Task description: The records that follow must be repeated exactly, minus the images.

Stored entries:
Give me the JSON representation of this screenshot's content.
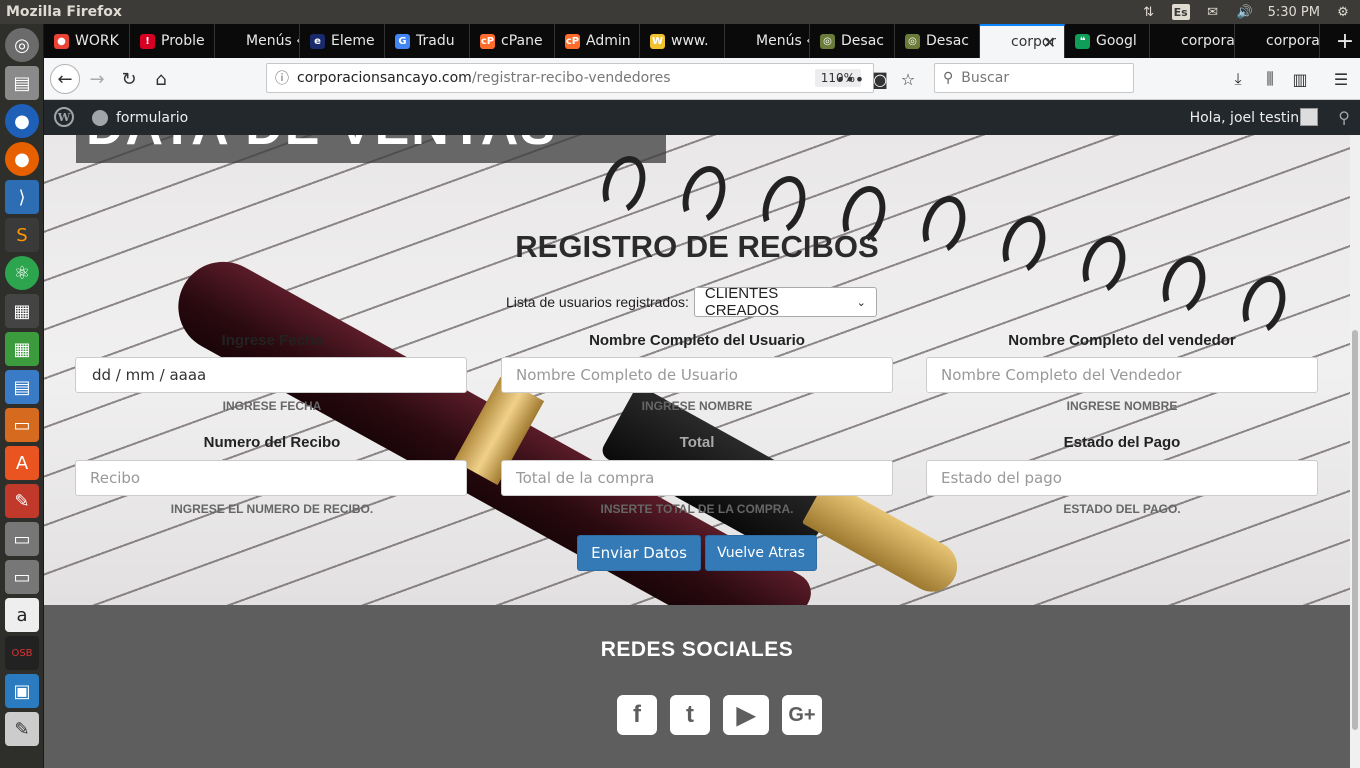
{
  "os": {
    "app_title": "Mozilla Firefox",
    "keyboard_layout": "Es",
    "clock": "5:30 PM"
  },
  "tabs": [
    {
      "label": "WORK",
      "fav_color": "#ea4335",
      "fav_glyph": "●"
    },
    {
      "label": "Proble",
      "fav_color": "#d70022",
      "fav_glyph": "!"
    },
    {
      "label": "Menús ‹ fo",
      "fav_color": "#0a0a0a",
      "fav_glyph": ""
    },
    {
      "label": "Eleme",
      "fav_color": "#1a2b6d",
      "fav_glyph": "e"
    },
    {
      "label": "Tradu",
      "fav_color": "#4285f4",
      "fav_glyph": "G"
    },
    {
      "label": "cPane",
      "fav_color": "#ff6c2c",
      "fav_glyph": "cP"
    },
    {
      "label": "Admin",
      "fav_color": "#ff6c2c",
      "fav_glyph": "cP"
    },
    {
      "label": "www.",
      "fav_color": "#f2c12e",
      "fav_glyph": "W"
    },
    {
      "label": "Menús ‹ fo",
      "fav_color": "#0a0a0a",
      "fav_glyph": ""
    },
    {
      "label": "Desac",
      "fav_color": "#6b7b3a",
      "fav_glyph": "◎"
    },
    {
      "label": "Desac",
      "fav_color": "#6b7b3a",
      "fav_glyph": "◎"
    },
    {
      "label": "corpor",
      "fav_color": "#f5f6f7",
      "fav_glyph": "",
      "active": true
    },
    {
      "label": "Googl",
      "fav_color": "#0f9d58",
      "fav_glyph": "❝"
    },
    {
      "label": "corporaci",
      "fav_color": "#0a0a0a",
      "fav_glyph": ""
    },
    {
      "label": "corporaci",
      "fav_color": "#0a0a0a",
      "fav_glyph": ""
    }
  ],
  "url": {
    "host": "corporacionsancayo.com",
    "path": "/registrar-recibo-vendedores",
    "zoom": "110%"
  },
  "search": {
    "placeholder": "Buscar"
  },
  "wp_admin": {
    "site_name": "formulario",
    "greeting": "Hola, joel testing"
  },
  "hero": {
    "banner_text": "DATA DE VENTAS"
  },
  "form": {
    "title": "REGISTRO DE RECIBOS",
    "user_list_label": "Lista de usuarios registrados:",
    "user_list_value": "CLIENTES CREADOS",
    "fields": [
      {
        "label": "Ingrese Fecha",
        "placeholder": "dd / mm / aaaa",
        "help": "INGRESE FECHA"
      },
      {
        "label": "Nombre Completo del Usuario",
        "placeholder": "Nombre Completo de Usuario",
        "help": "INGRESE NOMBRE"
      },
      {
        "label": "Nombre Completo del vendedor",
        "placeholder": "Nombre Completo del Vendedor",
        "help": "INGRESE NOMBRE"
      },
      {
        "label": "Numero del Recibo",
        "placeholder": "Recibo",
        "help": "INGRESE EL NUMERO DE RECIBO."
      },
      {
        "label": "Total",
        "placeholder": "Total de la compra",
        "help": "INSERTE TOTAL DE LA COMPRA."
      },
      {
        "label": "Estado del Pago",
        "placeholder": "Estado del pago",
        "help": "ESTADO DEL PAGO."
      }
    ],
    "submit_label": "Enviar Datos",
    "back_label": "Vuelve Atras"
  },
  "footer": {
    "title": "REDES SOCIALES",
    "social": [
      {
        "name": "facebook",
        "glyph": "f"
      },
      {
        "name": "twitter",
        "glyph": "t"
      },
      {
        "name": "youtube",
        "glyph": "▶"
      },
      {
        "name": "google-plus",
        "glyph": "G+"
      }
    ]
  },
  "colors": {
    "firefox_tabstrip": "#0a0a0a",
    "active_tab_accent": "#0a84ff",
    "wp_admin_bar": "#23282d",
    "primary_button": "#337ab7",
    "footer_bg": "#5e5e5e"
  }
}
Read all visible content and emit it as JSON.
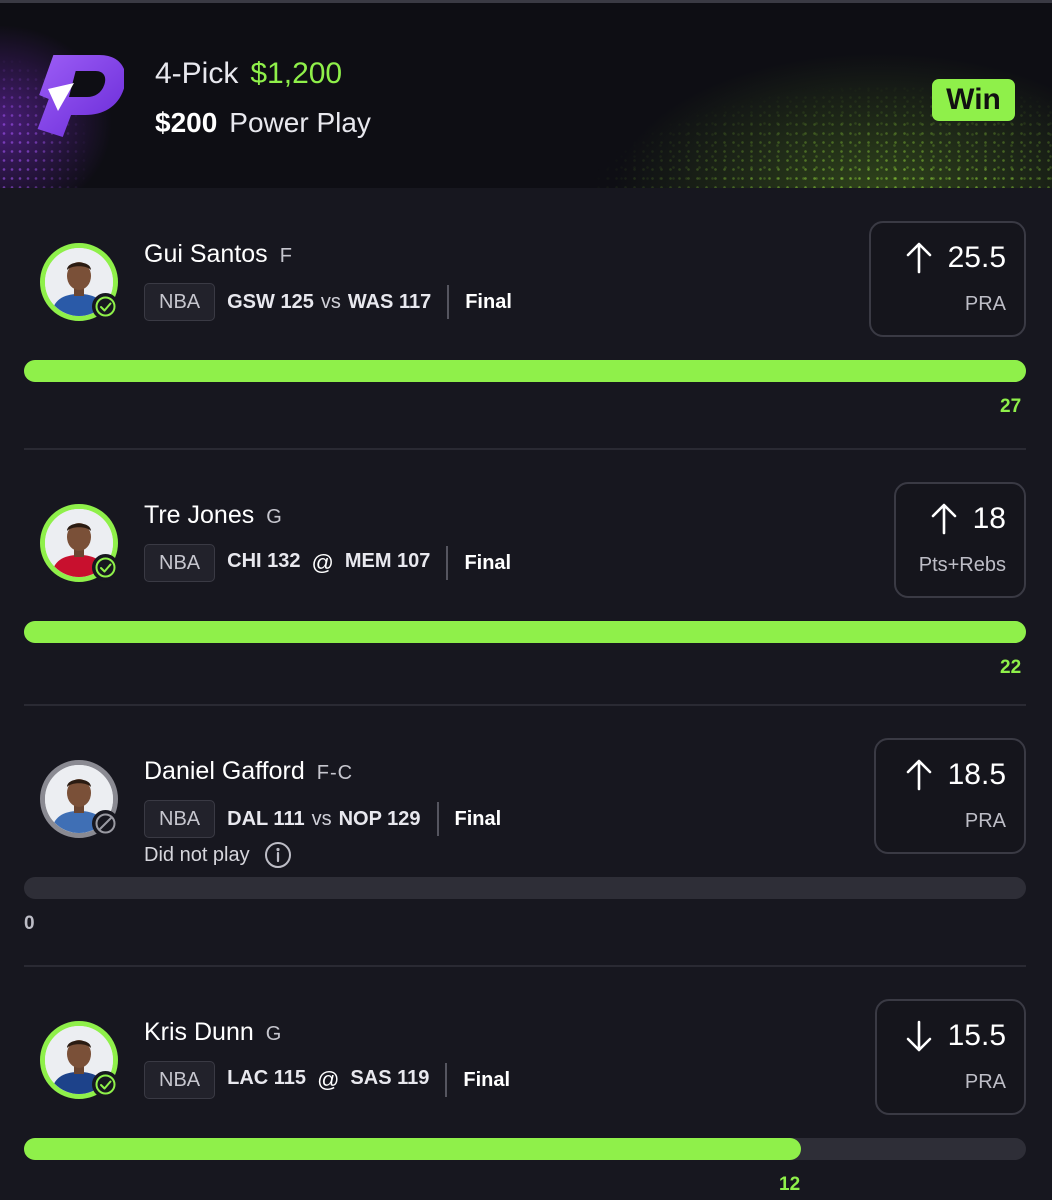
{
  "header": {
    "pick_count": "4-Pick",
    "payout": "$1,200",
    "stake": "$200",
    "play_type": "Power Play",
    "result_badge": "Win",
    "accent_color": "#8ff04a",
    "brand_color": "#7b3fe4"
  },
  "picks": [
    {
      "name": "Gui Santos",
      "position": "F",
      "league": "NBA",
      "team1": "GSW 125",
      "connector": "vs",
      "team2": "WAS 117",
      "status": "Final",
      "direction": "up",
      "line": "25.5",
      "stat": "PRA",
      "actual": "27",
      "progress": 1.0,
      "result": "hit",
      "jersey_color": "#2a5aa8"
    },
    {
      "name": "Tre Jones",
      "position": "G",
      "league": "NBA",
      "team1": "CHI 132",
      "connector": "@",
      "team2": "MEM 107",
      "status": "Final",
      "direction": "up",
      "line": "18",
      "stat": "Pts+Rebs",
      "actual": "22",
      "progress": 1.0,
      "result": "hit",
      "jersey_color": "#c8102e"
    },
    {
      "name": "Daniel Gafford",
      "position": "F-C",
      "league": "NBA",
      "team1": "DAL 111",
      "connector": "vs",
      "team2": "NOP 129",
      "status": "Final",
      "note": "Did not play",
      "direction": "up",
      "line": "18.5",
      "stat": "PRA",
      "actual": "0",
      "progress": 0,
      "result": "dnp",
      "jersey_color": "#3f6fb5"
    },
    {
      "name": "Kris Dunn",
      "position": "G",
      "league": "NBA",
      "team1": "LAC 115",
      "connector": "@",
      "team2": "SAS 119",
      "status": "Final",
      "direction": "down",
      "line": "15.5",
      "stat": "PRA",
      "actual": "12",
      "progress": 0.775,
      "result": "hit",
      "jersey_color": "#1d428a"
    }
  ]
}
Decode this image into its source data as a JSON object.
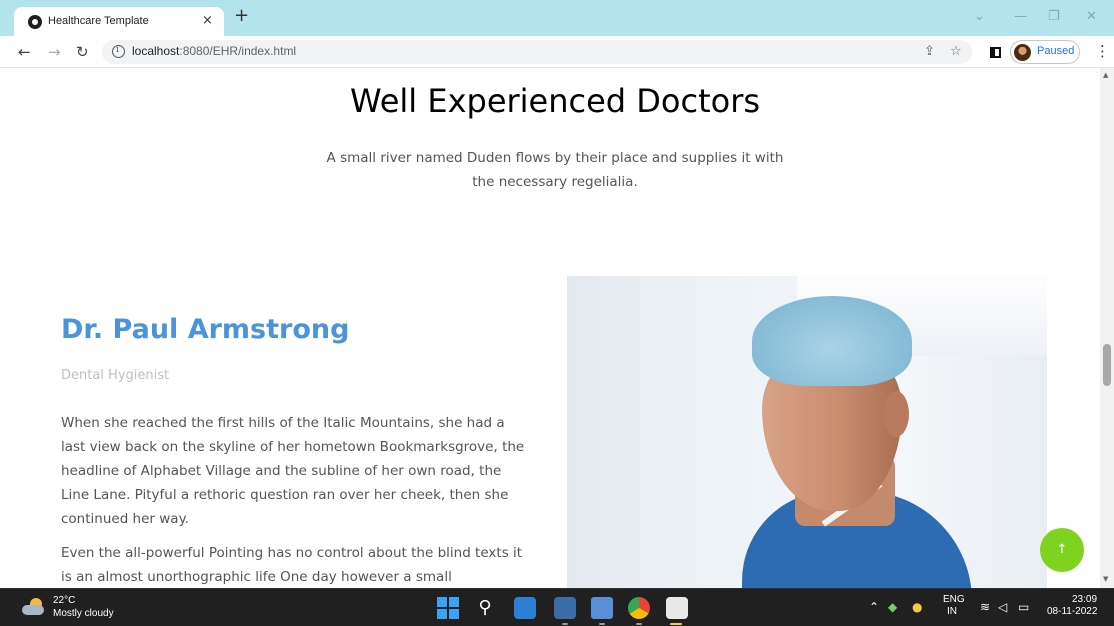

Written answer:
Give me the JSON representation of this screenshot's content.
{
  "os": {
    "app_title": "Mozilla Firefox",
    "keyboard_layout": "Es",
    "clock": "5:30 PM"
  },
  "tabs": [
    {
      "label": "WORK",
      "fav_color": "#ea4335",
      "fav_glyph": "●"
    },
    {
      "label": "Proble",
      "fav_color": "#d70022",
      "fav_glyph": "!"
    },
    {
      "label": "Menús ‹ fo",
      "fav_color": "#0a0a0a",
      "fav_glyph": ""
    },
    {
      "label": "Eleme",
      "fav_color": "#1a2b6d",
      "fav_glyph": "e"
    },
    {
      "label": "Tradu",
      "fav_color": "#4285f4",
      "fav_glyph": "G"
    },
    {
      "label": "cPane",
      "fav_color": "#ff6c2c",
      "fav_glyph": "cP"
    },
    {
      "label": "Admin",
      "fav_color": "#ff6c2c",
      "fav_glyph": "cP"
    },
    {
      "label": "www.",
      "fav_color": "#f2c12e",
      "fav_glyph": "W"
    },
    {
      "label": "Menús ‹ fo",
      "fav_color": "#0a0a0a",
      "fav_glyph": ""
    },
    {
      "label": "Desac",
      "fav_color": "#6b7b3a",
      "fav_glyph": "◎"
    },
    {
      "label": "Desac",
      "fav_color": "#6b7b3a",
      "fav_glyph": "◎"
    },
    {
      "label": "corpor",
      "fav_color": "#f5f6f7",
      "fav_glyph": "",
      "active": true
    },
    {
      "label": "Googl",
      "fav_color": "#0f9d58",
      "fav_glyph": "❝"
    },
    {
      "label": "corporaci",
      "fav_color": "#0a0a0a",
      "fav_glyph": ""
    },
    {
      "label": "corporaci",
      "fav_color": "#0a0a0a",
      "fav_glyph": ""
    }
  ],
  "url": {
    "host": "corporacionsancayo.com",
    "path": "/registrar-recibo-vendedores",
    "zoom": "110%"
  },
  "search": {
    "placeholder": "Buscar"
  },
  "wp_admin": {
    "site_name": "formulario",
    "greeting": "Hola, joel testing"
  },
  "hero": {
    "banner_text": "DATA DE VENTAS"
  },
  "form": {
    "title": "REGISTRO DE RECIBOS",
    "user_list_label": "Lista de usuarios registrados:",
    "user_list_value": "CLIENTES CREADOS",
    "fields": [
      {
        "label": "Ingrese Fecha",
        "placeholder": "dd / mm / aaaa",
        "help": "INGRESE FECHA"
      },
      {
        "label": "Nombre Completo del Usuario",
        "placeholder": "Nombre Completo de Usuario",
        "help": "INGRESE NOMBRE"
      },
      {
        "label": "Nombre Completo del vendedor",
        "placeholder": "Nombre Completo del Vendedor",
        "help": "INGRESE NOMBRE"
      },
      {
        "label": "Numero del Recibo",
        "placeholder": "Recibo",
        "help": "INGRESE EL NUMERO DE RECIBO."
      },
      {
        "label": "Total",
        "placeholder": "Total de la compra",
        "help": "INSERTE TOTAL DE LA COMPRA."
      },
      {
        "label": "Estado del Pago",
        "placeholder": "Estado del pago",
        "help": "ESTADO DEL PAGO."
      }
    ],
    "submit_label": "Enviar Datos",
    "back_label": "Vuelve Atras"
  },
  "footer": {
    "title": "REDES SOCIALES",
    "social": [
      {
        "name": "facebook",
        "glyph": "f"
      },
      {
        "name": "twitter",
        "glyph": "t"
      },
      {
        "name": "youtube",
        "glyph": "▶"
      },
      {
        "name": "google-plus",
        "glyph": "G+"
      }
    ]
  },
  "colors": {
    "firefox_tabstrip": "#0a0a0a",
    "active_tab_accent": "#0a84ff",
    "wp_admin_bar": "#23282d",
    "primary_button": "#337ab7",
    "footer_bg": "#5e5e5e"
  }
}
Read all visible content and emit it as JSON.
{
  "header": {
    "pick_count": "4-Pick",
    "payout": "$1,200",
    "stake": "$200",
    "play_type": "Power Play",
    "result_badge": "Win",
    "accent_color": "#8ff04a",
    "brand_color": "#7b3fe4"
  },
  "picks": [
    {
      "name": "Gui Santos",
      "position": "F",
      "league": "NBA",
      "team1": "GSW 125",
      "connector": "vs",
      "team2": "WAS 117",
      "status": "Final",
      "direction": "up",
      "line": "25.5",
      "stat": "PRA",
      "actual": "27",
      "progress": 1.0,
      "result": "hit",
      "jersey_color": "#2a5aa8"
    },
    {
      "name": "Tre Jones",
      "position": "G",
      "league": "NBA",
      "team1": "CHI 132",
      "connector": "@",
      "team2": "MEM 107",
      "status": "Final",
      "direction": "up",
      "line": "18",
      "stat": "Pts+Rebs",
      "actual": "22",
      "progress": 1.0,
      "result": "hit",
      "jersey_color": "#c8102e"
    },
    {
      "name": "Daniel Gafford",
      "position": "F-C",
      "league": "NBA",
      "team1": "DAL 111",
      "connector": "vs",
      "team2": "NOP 129",
      "status": "Final",
      "note": "Did not play",
      "direction": "up",
      "line": "18.5",
      "stat": "PRA",
      "actual": "0",
      "progress": 0,
      "result": "dnp",
      "jersey_color": "#3f6fb5"
    },
    {
      "name": "Kris Dunn",
      "position": "G",
      "league": "NBA",
      "team1": "LAC 115",
      "connector": "@",
      "team2": "SAS 119",
      "status": "Final",
      "direction": "down",
      "line": "15.5",
      "stat": "PRA",
      "actual": "12",
      "progress": 0.775,
      "result": "hit",
      "jersey_color": "#1d428a"
    }
  ]
}
Decode this image into its source data as a JSON object.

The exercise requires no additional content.